● REQUIRED WORK:
Copy out each line below containing "Bridge".

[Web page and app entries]
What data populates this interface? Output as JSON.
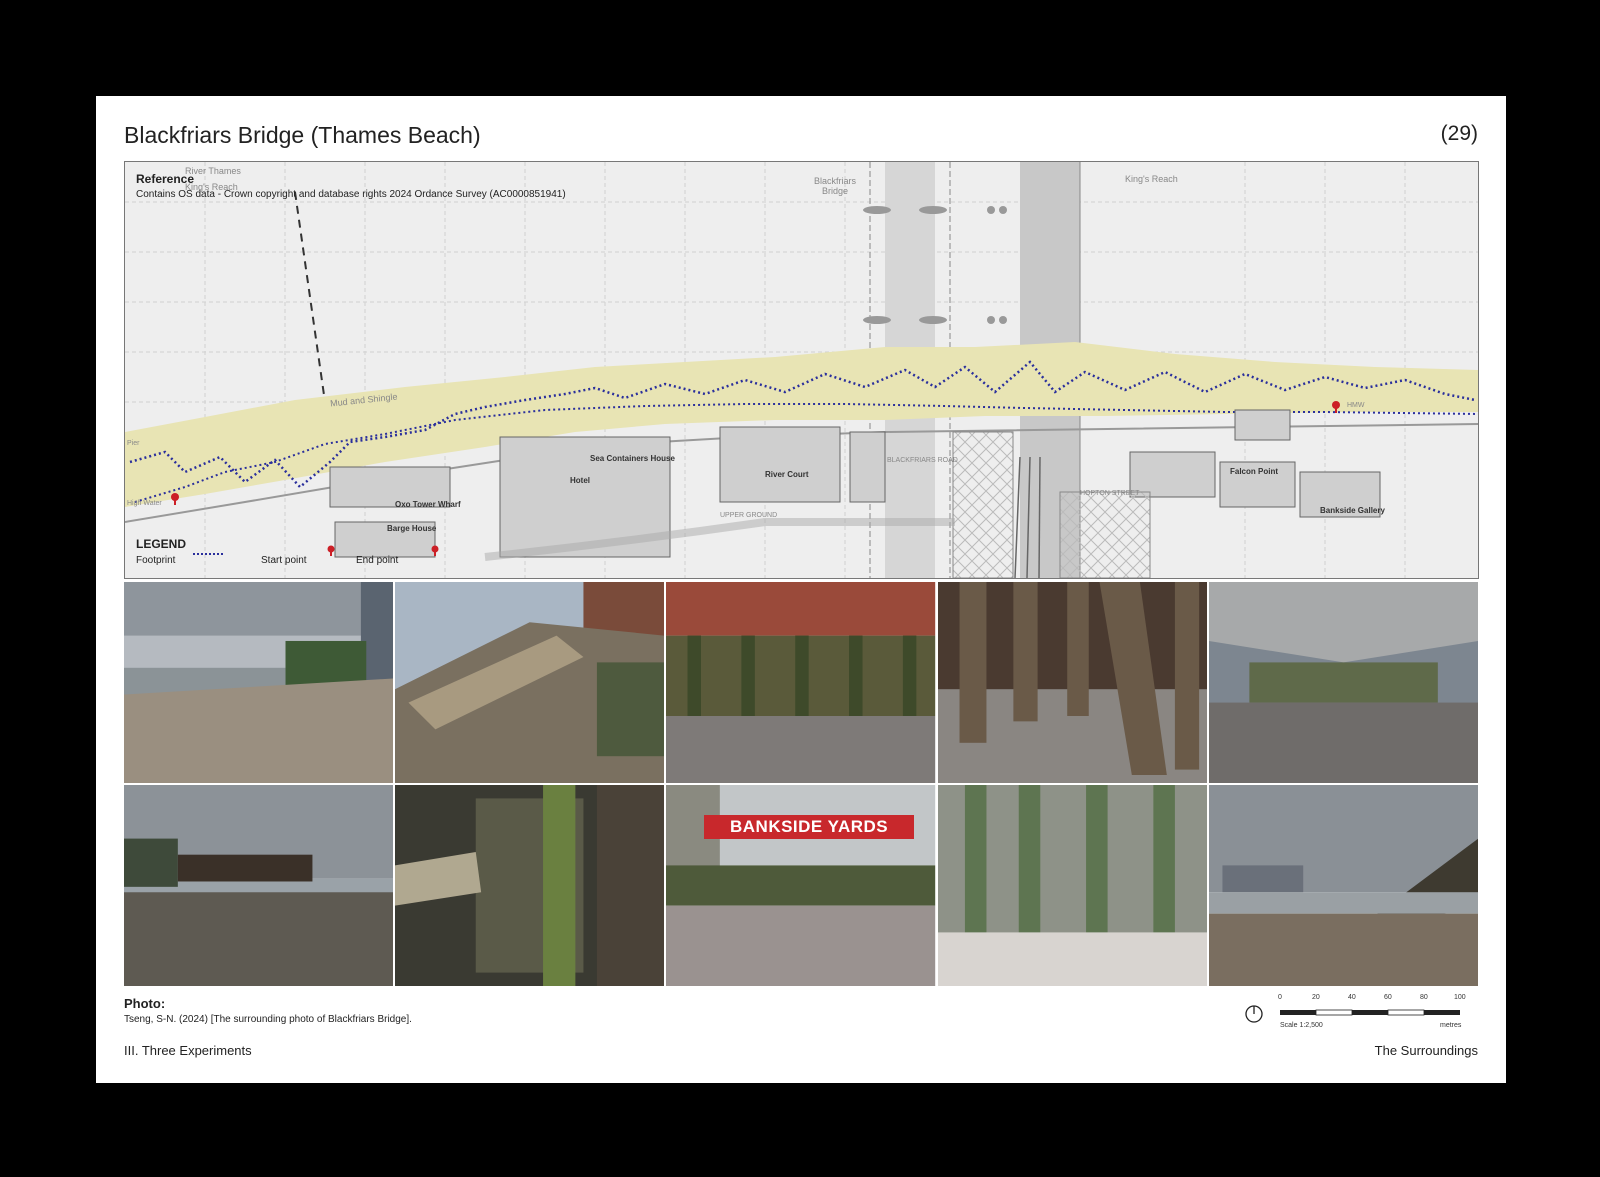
{
  "header": {
    "title": "Blackfriars Bridge (Thames Beach)",
    "page_number": "(29)"
  },
  "map": {
    "reference_title": "Reference",
    "reference_text": "Contains OS data - Crown copyright and database rights 2024 Ordance Survey (AC0000851941)",
    "legend_title": "LEGEND",
    "legend_footprint": "Footprint",
    "legend_start": "Start point",
    "legend_end": "End point",
    "labels": {
      "river_thames": "River Thames",
      "kings_reach_left": "King's Reach",
      "blackfriars_bridge": "Blackfriars Bridge",
      "kings_reach_right": "King's Reach",
      "mud_and_shingle": "Mud and Shingle",
      "sea_containers_house": "Sea Containers House",
      "hotel": "Hotel",
      "river_court": "River Court",
      "oxo_tower_wharf": "Oxo Tower Wharf",
      "barge_house": "Barge House",
      "upper_ground": "UPPER GROUND",
      "hopton_street": "HOPTON STREET",
      "falcon_point": "Falcon Point",
      "bankside_gallery": "Bankside Gallery",
      "blackfriars_road": "BLACKFRIARS ROAD",
      "high_water": "High Water",
      "pier": "Pier",
      "hmw": "HMW"
    },
    "colors": {
      "foreshore": "#e8e4b4",
      "footprint": "#2a2f9c",
      "marker": "#cc1f26"
    }
  },
  "photos": {
    "bankside_sign": "BANKSIDE YARDS",
    "label": "Photo:",
    "credit": "Tseng, S-N. (2024) [The surrounding photo of Blackfriars Bridge]."
  },
  "scale_bar": {
    "ticks": [
      "0",
      "20",
      "40",
      "60",
      "80",
      "100"
    ],
    "scale_text": "Scale 1:2,500",
    "unit": "metres"
  },
  "footer": {
    "left": "III. Three Experiments",
    "right": "The Surroundings"
  }
}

● SOLUTION TO THIS TASK:
    "title": "Blackfriars Bridge (Thames Beach)",
      "blackfriars_bridge": "Blackfriars Bridge",
    "credit": "Tseng, S-N. (2024) [The surrounding photo of Blackfriars Bridge]."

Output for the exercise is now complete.